## [What to do]
From the records below, give the number of lines that include the word "eliri". Add no other words.

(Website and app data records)
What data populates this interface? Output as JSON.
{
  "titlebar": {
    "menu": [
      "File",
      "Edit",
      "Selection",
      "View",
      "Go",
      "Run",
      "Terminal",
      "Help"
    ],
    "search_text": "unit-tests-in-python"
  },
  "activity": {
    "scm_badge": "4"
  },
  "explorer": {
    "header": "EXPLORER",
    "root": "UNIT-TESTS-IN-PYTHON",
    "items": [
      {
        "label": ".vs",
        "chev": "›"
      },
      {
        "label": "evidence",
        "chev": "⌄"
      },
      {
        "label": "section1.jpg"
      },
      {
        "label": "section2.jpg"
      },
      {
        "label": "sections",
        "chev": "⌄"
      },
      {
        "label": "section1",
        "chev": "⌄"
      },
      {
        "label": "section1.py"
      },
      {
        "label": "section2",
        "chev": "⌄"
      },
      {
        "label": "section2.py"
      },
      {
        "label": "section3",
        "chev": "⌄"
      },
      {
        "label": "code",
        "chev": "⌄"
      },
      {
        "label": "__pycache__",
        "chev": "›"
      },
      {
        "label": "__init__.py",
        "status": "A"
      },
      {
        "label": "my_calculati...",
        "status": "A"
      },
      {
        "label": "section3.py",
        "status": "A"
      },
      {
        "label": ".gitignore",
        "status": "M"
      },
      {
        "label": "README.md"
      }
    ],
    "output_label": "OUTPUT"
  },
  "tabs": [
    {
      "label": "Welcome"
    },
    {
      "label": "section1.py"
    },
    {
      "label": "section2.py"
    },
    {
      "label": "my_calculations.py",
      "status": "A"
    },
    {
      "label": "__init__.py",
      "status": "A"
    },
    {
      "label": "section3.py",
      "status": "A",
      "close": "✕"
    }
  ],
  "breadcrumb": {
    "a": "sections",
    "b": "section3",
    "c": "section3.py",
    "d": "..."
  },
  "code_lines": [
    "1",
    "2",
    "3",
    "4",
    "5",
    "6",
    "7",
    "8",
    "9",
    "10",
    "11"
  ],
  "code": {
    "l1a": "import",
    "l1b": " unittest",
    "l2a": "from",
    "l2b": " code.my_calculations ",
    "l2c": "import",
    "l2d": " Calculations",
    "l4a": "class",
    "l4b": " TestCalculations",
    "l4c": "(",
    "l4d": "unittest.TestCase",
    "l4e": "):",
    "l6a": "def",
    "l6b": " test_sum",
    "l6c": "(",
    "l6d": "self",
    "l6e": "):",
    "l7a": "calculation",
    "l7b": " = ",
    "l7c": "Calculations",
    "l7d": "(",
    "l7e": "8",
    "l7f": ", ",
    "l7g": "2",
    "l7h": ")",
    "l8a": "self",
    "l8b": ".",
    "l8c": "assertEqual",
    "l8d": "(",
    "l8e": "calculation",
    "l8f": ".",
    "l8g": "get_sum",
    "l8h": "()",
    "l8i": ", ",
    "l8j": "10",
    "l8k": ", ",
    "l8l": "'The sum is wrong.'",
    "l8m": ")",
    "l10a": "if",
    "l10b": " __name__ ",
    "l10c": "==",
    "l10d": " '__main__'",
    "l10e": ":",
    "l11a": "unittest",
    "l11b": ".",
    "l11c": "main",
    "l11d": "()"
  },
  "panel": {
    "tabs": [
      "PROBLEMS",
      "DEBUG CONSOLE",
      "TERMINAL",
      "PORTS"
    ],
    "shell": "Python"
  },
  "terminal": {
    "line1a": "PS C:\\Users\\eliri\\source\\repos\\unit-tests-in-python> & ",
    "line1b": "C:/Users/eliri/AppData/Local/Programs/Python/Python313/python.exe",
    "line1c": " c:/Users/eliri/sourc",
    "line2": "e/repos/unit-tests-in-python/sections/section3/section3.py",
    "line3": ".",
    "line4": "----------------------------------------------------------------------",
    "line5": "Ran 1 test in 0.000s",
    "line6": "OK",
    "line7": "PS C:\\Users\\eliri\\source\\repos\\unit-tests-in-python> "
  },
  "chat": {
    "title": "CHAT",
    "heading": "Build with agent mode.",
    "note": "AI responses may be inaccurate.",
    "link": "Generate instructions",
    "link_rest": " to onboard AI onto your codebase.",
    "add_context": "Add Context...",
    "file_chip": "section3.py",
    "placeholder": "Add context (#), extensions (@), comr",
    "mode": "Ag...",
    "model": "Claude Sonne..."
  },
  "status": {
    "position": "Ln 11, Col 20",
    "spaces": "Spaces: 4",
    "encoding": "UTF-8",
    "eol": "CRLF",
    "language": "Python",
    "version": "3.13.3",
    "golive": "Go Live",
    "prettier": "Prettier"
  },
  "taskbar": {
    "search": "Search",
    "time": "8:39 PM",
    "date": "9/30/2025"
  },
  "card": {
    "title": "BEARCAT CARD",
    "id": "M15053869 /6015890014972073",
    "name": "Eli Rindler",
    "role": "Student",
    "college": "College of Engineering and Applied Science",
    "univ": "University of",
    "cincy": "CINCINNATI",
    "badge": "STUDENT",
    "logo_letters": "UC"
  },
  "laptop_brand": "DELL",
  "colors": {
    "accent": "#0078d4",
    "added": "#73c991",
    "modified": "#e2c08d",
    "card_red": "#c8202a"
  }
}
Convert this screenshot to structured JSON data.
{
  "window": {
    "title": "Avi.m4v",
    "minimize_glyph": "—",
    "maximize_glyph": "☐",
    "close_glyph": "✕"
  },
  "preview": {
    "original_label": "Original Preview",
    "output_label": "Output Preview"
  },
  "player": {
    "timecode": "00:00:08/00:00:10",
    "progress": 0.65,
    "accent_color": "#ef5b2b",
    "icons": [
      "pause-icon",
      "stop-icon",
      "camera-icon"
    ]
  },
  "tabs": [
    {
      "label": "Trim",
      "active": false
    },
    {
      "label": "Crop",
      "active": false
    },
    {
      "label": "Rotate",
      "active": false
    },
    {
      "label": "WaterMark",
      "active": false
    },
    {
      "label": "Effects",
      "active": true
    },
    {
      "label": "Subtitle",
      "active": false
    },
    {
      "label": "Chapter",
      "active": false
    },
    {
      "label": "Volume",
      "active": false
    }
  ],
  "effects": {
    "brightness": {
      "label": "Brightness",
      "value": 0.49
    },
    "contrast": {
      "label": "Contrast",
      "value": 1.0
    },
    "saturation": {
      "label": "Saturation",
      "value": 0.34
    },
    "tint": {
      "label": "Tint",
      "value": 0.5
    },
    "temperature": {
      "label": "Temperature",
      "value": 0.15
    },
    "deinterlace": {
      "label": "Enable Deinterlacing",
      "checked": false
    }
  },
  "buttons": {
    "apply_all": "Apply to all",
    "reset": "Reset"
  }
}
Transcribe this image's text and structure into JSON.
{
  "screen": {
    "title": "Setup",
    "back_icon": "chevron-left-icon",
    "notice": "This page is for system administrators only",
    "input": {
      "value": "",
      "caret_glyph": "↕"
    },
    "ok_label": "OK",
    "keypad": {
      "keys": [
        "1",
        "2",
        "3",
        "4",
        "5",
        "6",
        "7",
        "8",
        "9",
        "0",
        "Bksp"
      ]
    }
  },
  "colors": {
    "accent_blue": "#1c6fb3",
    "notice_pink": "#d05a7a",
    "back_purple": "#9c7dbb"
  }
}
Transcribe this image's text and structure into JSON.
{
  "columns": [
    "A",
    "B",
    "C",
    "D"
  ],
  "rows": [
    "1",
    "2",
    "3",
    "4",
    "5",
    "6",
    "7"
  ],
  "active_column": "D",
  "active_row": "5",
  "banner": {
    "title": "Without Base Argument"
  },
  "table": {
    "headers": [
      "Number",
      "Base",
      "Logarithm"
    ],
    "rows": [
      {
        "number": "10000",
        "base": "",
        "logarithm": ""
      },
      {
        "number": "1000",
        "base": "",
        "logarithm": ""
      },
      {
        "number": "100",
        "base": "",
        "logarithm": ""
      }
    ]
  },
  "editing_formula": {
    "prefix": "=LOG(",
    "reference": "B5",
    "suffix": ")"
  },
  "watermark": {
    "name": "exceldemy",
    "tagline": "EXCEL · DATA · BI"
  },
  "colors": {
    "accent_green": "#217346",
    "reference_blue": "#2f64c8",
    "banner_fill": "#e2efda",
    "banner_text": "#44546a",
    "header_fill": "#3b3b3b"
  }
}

## [Answer to the exercise]
4